picks up a camera and makes an astounding film- with digital technology, it's possible. I'm hopeful.

Katherine:Do you think that theater will evolve also?

Eric: It needs to, but I think it'll be slower. I think people will always want to see something live, there's just something terribly exciting about being present at the moment it's all happening- but, like film, we need good material to sustain peoples interest.

Katherine:How about your own future, what do you see there?

Eric: Lots of pets. Maybe a farm. It would be fun to own an Italian restaurant.

Katherine:What would you LIKE to see in your future?

Eric: No bills. And an all you can eat buffet.

Eric Stoltz is leaving SLY FOX along with Richard Dreyfuss and Peter Scolari on August 17. Never fear though, the witty show will keep running, albeit with a renewed cast, for as long as it can sly its way into the hearts of audiences. "I hope it runs a long time, it's a lovely piece of fun to be playing during these rather difficult times," says Stoltz. The production officially opened on Broadway, appropriately enough, on April Fool's Day. The slapstick comedy revolves around a crafty rich man who pretends to be on his deathbed in order to trick out his or her fortune every lowly opportunist who tries to become his heir, further enriching his own savings account. Stoltz plays Simon Able, Sly's servant.

Currently Eric Stoltz is on a retreat in Ireland, shooting THE HONEYMOONERS for Paramount, a film starring Cedric the Entertainer and Mike Eppes.
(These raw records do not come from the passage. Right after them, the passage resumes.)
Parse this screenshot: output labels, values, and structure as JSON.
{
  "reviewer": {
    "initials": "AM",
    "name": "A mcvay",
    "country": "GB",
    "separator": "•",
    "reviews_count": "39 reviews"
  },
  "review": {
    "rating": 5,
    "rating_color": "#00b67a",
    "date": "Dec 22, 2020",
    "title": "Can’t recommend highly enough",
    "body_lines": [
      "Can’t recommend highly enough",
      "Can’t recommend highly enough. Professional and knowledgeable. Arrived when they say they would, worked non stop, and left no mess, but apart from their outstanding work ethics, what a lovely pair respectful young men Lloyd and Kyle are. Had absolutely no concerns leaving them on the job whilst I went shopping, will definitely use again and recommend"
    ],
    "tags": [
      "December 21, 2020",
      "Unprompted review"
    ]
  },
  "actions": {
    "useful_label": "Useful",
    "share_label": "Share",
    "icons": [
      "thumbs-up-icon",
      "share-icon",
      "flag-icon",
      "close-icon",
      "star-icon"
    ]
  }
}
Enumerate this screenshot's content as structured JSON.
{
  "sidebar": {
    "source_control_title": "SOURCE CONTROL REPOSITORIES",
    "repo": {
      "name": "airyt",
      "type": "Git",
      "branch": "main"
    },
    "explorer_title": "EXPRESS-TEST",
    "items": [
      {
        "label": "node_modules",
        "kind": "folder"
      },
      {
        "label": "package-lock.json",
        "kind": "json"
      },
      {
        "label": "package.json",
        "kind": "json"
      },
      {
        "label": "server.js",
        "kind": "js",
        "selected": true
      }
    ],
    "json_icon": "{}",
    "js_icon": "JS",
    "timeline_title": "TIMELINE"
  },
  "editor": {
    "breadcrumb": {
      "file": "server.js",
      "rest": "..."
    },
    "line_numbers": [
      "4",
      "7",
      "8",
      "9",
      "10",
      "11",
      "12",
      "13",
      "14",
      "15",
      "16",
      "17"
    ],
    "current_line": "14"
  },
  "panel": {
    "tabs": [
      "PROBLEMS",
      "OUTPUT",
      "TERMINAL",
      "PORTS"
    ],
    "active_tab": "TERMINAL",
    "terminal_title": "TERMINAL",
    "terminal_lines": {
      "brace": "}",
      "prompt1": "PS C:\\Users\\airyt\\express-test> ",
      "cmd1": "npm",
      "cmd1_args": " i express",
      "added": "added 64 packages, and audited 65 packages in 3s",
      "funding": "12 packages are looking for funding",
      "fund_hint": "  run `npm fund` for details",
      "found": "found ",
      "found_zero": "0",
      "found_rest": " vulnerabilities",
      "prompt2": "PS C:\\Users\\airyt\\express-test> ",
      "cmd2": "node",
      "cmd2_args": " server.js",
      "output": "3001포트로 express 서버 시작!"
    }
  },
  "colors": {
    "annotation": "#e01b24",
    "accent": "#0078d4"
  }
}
In November he returns to Hollywood, directing a Law & Order episode.

Stoltz was most recently seen in "The Butterfly Effect" and will soon appear in "Childstar," Don McKellar's film about an American child actor let loose on a Canadian production, which makes its world premiere as a special presentation at this year's Toronto Film Festival.